Saturday, November 26, 2016
Surely 11 million means painting is not dead!
But uplifting news was found in the fact that Lawren Harris' "Mountain Forms" painting sold for 11 million at a recent auction and set a record for a new high for Canadian painting. This is good news as it shows Canadian art can hold its own on the world art scene and that paintings are still highly valued.

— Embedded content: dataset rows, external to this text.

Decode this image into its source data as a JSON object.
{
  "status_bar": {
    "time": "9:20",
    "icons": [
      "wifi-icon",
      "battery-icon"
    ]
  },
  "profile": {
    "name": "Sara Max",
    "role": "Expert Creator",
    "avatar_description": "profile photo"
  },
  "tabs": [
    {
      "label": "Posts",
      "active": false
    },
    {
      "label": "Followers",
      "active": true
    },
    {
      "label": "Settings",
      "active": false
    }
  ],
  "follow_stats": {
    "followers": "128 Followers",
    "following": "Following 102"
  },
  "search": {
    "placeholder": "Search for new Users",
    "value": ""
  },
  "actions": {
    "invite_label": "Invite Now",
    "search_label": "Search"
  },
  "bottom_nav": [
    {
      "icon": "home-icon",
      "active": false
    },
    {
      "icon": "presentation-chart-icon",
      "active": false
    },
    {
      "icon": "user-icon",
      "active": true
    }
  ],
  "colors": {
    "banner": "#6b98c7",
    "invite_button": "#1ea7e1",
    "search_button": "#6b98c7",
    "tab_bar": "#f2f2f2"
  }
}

However, our local public gallery has decided , without any public input, that they are a "contemporary" art gallery with an "educational" outlook. Paintings, apparently, are things that can be shown in a commercial gallery but not within their walls. I would think that about 75% of the local population would like to see paintings - at least some of the time. Most people do not have the space or set-up to allow for installations and video presentations but would be happy to have a painting they enjoy on a wall. Contemporary architecture and interior designs show paintings used to complete the setting. Ignoring painting seems a bit elitist to me. It also ignores centuries of art history. I would bet that 300 years from now, people will still travel to Paris to see Monet's waterlilies and Amsterdam to see the "Night Watch" but I doubt they will go to London because of Tracy Eminem's unmade bed. In fact that bed may well have been thrown out by then. I must admit that I laughed when I read about an installation that got swept up as debris by new cleaning staff! Many of the "stars" of today's art world - even Lawren Harris, the Group of Seven, and Emily Carr - got much of their early recognition from open shows in public galleries. Local public galleries need to support local artists by at least occasionally giving exhibition opportunities. A few years ago, before the change in "mandate", I had the opportunity to show "Local Landscapes" and it was well-received. I think that part of an educational program should include showing what is produced in painting today- of all genres and mediums, not just what is deemed "contemporary". Contemporary should mean current and not indicate a particular style.